Andy were you already connected to NZ employers via LinkedIn and so on? And thanks for coming back, by the way!

Tony Alexander wrote an excellent paper on this topic some months ago following a long and lengthy discussion on the KEA LinkedIn forum. The conclusion (from memory) was largely similar to what is mentioned here.

From a personal perspective, I'm a CA working in the banking industry in London. My wife is a lawyer and General Counsel and Company Secretary of a Telco. She's been in London 13 years and I've been here 11. We're both hoping to come home permanently next year with our young children and whilst we accept both the decreases in salary and increases in living costs that NZ will bring, we are nervous about finding jobs within our sectors. Hearing of employers being put off by experienced professionals such as ourselves who see us as a threat or don't have the foresight to believe our experience is relevant is concerning and very small minded. I'm hoping our experience will differ when we're in that situation ourselves but failing that we'll possibly set up our own business. Or join the hordes residing in Australia permanently.

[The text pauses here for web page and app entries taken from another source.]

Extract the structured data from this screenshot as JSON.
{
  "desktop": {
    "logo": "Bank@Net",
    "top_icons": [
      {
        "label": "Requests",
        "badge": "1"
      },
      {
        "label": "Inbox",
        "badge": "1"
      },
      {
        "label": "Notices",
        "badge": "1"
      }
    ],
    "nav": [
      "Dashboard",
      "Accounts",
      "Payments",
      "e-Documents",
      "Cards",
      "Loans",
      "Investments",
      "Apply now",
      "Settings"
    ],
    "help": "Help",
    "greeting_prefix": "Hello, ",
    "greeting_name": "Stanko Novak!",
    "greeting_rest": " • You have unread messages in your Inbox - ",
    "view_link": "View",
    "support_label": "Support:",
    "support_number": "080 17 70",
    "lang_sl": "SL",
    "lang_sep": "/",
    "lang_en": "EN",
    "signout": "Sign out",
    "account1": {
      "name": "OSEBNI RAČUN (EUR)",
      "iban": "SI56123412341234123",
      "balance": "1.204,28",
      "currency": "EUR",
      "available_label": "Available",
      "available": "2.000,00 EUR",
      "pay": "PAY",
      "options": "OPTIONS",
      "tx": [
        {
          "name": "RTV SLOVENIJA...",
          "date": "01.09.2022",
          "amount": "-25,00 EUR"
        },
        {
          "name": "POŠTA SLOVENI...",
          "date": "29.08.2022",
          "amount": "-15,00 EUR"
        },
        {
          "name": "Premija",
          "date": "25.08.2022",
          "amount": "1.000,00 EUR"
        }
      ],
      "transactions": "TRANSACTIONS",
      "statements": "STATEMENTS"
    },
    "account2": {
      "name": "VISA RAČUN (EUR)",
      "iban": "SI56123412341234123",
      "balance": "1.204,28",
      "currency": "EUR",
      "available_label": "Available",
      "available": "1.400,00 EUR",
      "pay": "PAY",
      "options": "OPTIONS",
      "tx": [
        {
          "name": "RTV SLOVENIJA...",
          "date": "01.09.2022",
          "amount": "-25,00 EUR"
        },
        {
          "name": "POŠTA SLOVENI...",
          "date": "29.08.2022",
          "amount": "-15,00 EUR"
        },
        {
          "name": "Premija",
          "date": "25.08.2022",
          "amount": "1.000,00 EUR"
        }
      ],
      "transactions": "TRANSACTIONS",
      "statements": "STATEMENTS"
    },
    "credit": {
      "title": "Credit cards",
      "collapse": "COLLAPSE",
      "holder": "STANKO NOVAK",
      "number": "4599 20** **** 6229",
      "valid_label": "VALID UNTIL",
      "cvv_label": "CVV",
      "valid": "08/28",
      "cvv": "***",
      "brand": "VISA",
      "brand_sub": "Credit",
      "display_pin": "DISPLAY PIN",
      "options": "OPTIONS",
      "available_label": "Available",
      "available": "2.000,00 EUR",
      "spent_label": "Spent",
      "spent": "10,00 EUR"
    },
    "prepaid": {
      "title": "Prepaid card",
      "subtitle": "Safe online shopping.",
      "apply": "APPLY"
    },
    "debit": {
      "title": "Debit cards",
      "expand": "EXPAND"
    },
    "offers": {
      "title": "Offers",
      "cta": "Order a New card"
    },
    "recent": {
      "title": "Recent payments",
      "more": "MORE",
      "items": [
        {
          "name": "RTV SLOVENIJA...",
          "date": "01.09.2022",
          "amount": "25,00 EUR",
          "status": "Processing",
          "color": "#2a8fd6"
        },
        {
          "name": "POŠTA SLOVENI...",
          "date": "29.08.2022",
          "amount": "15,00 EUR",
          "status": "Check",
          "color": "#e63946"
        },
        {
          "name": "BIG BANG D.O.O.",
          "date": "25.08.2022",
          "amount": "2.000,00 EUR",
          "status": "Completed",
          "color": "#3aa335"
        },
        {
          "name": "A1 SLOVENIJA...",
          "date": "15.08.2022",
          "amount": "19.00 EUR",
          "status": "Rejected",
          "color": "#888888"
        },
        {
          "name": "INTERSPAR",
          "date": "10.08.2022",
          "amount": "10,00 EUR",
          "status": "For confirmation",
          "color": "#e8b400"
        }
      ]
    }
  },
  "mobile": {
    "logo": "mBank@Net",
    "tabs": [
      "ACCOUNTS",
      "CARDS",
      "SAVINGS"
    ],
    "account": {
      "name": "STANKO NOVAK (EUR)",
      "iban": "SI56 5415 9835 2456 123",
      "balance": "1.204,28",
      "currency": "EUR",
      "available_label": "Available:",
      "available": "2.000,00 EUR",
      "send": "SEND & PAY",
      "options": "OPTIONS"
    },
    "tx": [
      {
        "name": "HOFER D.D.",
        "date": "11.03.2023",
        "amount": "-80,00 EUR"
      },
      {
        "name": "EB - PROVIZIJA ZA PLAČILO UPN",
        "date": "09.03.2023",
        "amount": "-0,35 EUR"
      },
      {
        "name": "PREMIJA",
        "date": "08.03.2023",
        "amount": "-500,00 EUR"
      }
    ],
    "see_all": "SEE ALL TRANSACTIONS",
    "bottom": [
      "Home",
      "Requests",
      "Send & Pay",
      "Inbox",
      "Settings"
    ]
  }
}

Hi PES and I do hope you both make it back. You mentioned the KEA LinkedIn forum ... do you feel you've maintained strong links to NZ from the UK? Has KEA been helpful to you on the ground?

Dear Kiwi expat,
You aren't anything special. The world still does not owe you a living.

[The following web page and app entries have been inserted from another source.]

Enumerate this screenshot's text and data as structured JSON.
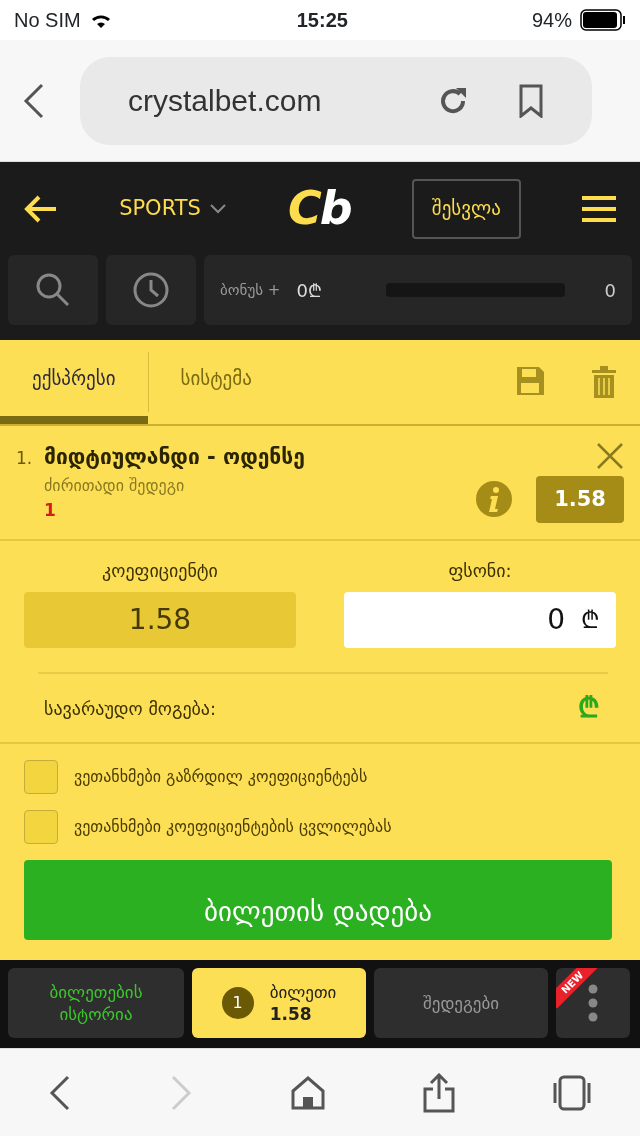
{
  "status_bar": {
    "carrier": "No SIM",
    "time": "15:25",
    "battery": "94%"
  },
  "browser": {
    "url": "crystalbet.com"
  },
  "header": {
    "sports": "SPORTS",
    "logo_first": "C",
    "logo_second": "b",
    "login": "შესვლა"
  },
  "toolbar": {
    "bonus_label": "ბონუს +",
    "bonus_amount": "0₾",
    "bonus_bar": {
      "level": 0
    },
    "bonus_count": "0"
  },
  "tabs": [
    {
      "label": "ექსპრესი",
      "selected": true
    },
    {
      "label": "სისტემა",
      "selected": false
    }
  ],
  "bets": [
    {
      "number": "1.",
      "match": "მიდტიულანდი - ოდენსე",
      "market": "ძირითადი შედეგი",
      "pick": "1",
      "odds": "1.58"
    }
  ],
  "odds_label": "კოეფიციენტი",
  "odds_value": "1.58",
  "stake_label": "ფსონი:",
  "stake_value": "0",
  "stake_currency": "₾",
  "win_label": "სავარაუდო მოგება:",
  "win_currency": "₾",
  "agreements": [
    {
      "label": "ვეთანხმები გაზრდილ კოეფიციენტებს",
      "checked": false
    },
    {
      "label": "ვეთანხმები კოეფიციენტების ცვლილებას",
      "checked": false
    }
  ],
  "place_bet": "ბილეთის დადება",
  "bottom_nav": [
    {
      "kind": "history",
      "label": "ბილეთების ისტორია",
      "selected": false
    },
    {
      "kind": "slip",
      "count": "1",
      "label": "ბილეთი",
      "odds": "1.58",
      "selected": true
    },
    {
      "kind": "results",
      "label": "შედეგები",
      "selected": false
    },
    {
      "kind": "more",
      "badge": "NEW",
      "selected": false
    }
  ]
}
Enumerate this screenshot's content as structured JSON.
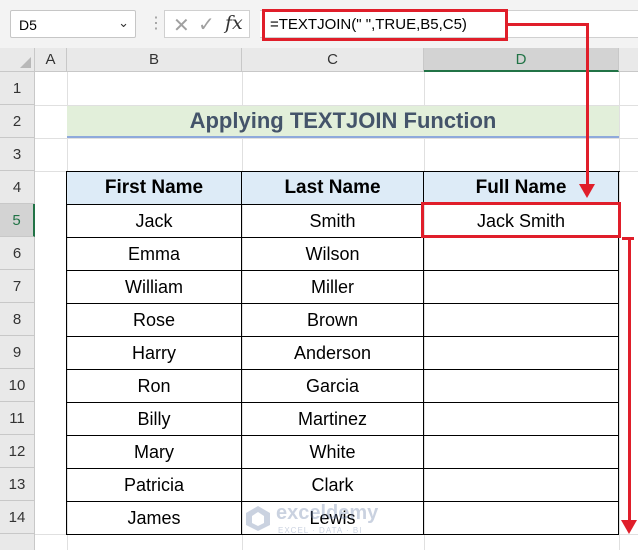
{
  "name_box": "D5",
  "formula": "=TEXTJOIN(\" \",TRUE,B5,C5)",
  "columns": [
    "A",
    "B",
    "C",
    "D"
  ],
  "rows": [
    "1",
    "2",
    "3",
    "4",
    "5",
    "6",
    "7",
    "8",
    "9",
    "10",
    "11",
    "12",
    "13",
    "14"
  ],
  "title": "Applying TEXTJOIN Function",
  "table": {
    "headers": [
      "First Name",
      "Last Name",
      "Full Name"
    ],
    "rows": [
      [
        "Jack",
        "Smith",
        "Jack Smith"
      ],
      [
        "Emma",
        "Wilson",
        ""
      ],
      [
        "William",
        "Miller",
        ""
      ],
      [
        "Rose",
        "Brown",
        ""
      ],
      [
        "Harry",
        "Anderson",
        ""
      ],
      [
        "Ron",
        "Garcia",
        ""
      ],
      [
        "Billy",
        "Martinez",
        ""
      ],
      [
        "Mary",
        "White",
        ""
      ],
      [
        "Patricia",
        "Clark",
        ""
      ],
      [
        "James",
        "Lewis",
        ""
      ]
    ]
  },
  "watermark": {
    "name": "exceldemy",
    "tagline": "EXCEL · DATA · BI"
  },
  "colors": {
    "highlight": "#e01e2a",
    "title_bg": "#e2efda",
    "header_bg": "#ddebf7",
    "excel_green": "#217346"
  }
}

If you find it difficult to find conventional employment on your return, why not use the skills and experience that you gained overseas to set up enterprises and organizations that reflect those opportunities?

Get your facts straight.
Resident population 4.4m
Nz born living overseas, around 650k the last time Treasury looked at it.

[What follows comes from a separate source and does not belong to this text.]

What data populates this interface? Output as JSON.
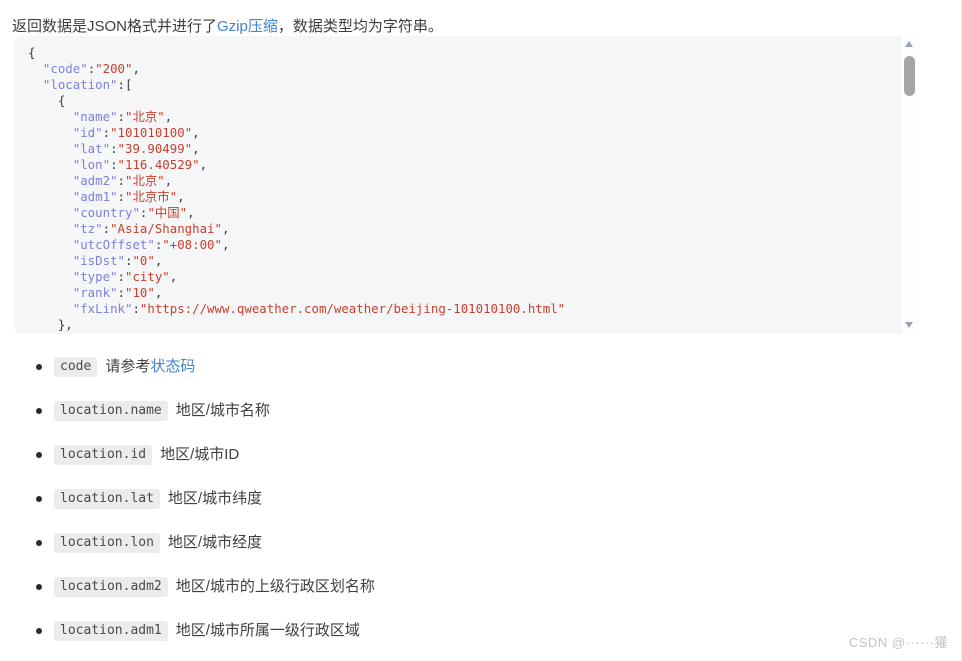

This one million thing is a myth and it's perpetuated by self important folk overseas and also politicians who use it to support their causes.

If you are happy and overseas, good. If not, come home, and vice versa. Lots of successful kiwis in nz. So if you aren't successful here maybe it's not the country that's the problem.

Also, point me to the stats that show that "tall poppy" syndrome is solely a kiwi thing. It exists in all the European and Asian countries I have lived in. Get over it. Don't use it as an excuse for failure .

if your current income is leveraged against coming to NZ than stay where you are as you will be disappointed, if your goal to live in a relative safe unpopulated country with plenty of scope to expand and room for kids to grow then NZ is hard to beat

Well this returned expat has had it ... I'm off again!

I've spent 10 years trying to break into local 'scene' without much recognition for a very advanced degree and top experience from over 'there' (somewhere).

Now with multiple excellent job offers, including equity stakes in start-ups I can't stay here any longer in all good conscience waiting for NZ to get over itself. Most times now I do not even get replies to job applications, intro letters.

Sayonara, I really tried to contribute but clearly not wanted here ...

The above post is one of the more genuinely tragic in 2013. Time for the stay-homers to get over the fact that returnees and very, very often, new arrivals have more experience, skills and knowledge than those who opted for 'lifestyle'. Smart countries like Singapore, Aus, RSA, UK welcome new skills and varied experience with open arms, and stow the insecurity.
How about a NYNZ resolution NEVER to be that timid again?

Cronyism is rife in NZ. That's why returning expats with all the skills in the world don't get the few good jobs available. And that's one big reason why NZ's stuck as a low wage low productivity economy.

As an expat I left because NZ pay rates are disgraceful and I refused to be classified as a monkey receiving peanuts.

NZ is also a very sick dangerous country with the highest incidence of child abuse in the world, and the government doesn't do anything different to tackle it.

Would be good to see an article tackle the issues that force Kiwi's to leave. Passport stamps.... get real.

Expat Kiwi's

Are you really? You left not through your own choice. when you return its your own choice as well. No one is forcing you to come.

If your intention is right you will succeed , where you are doesnt matter.
What matters in the end is you so dont blame the country.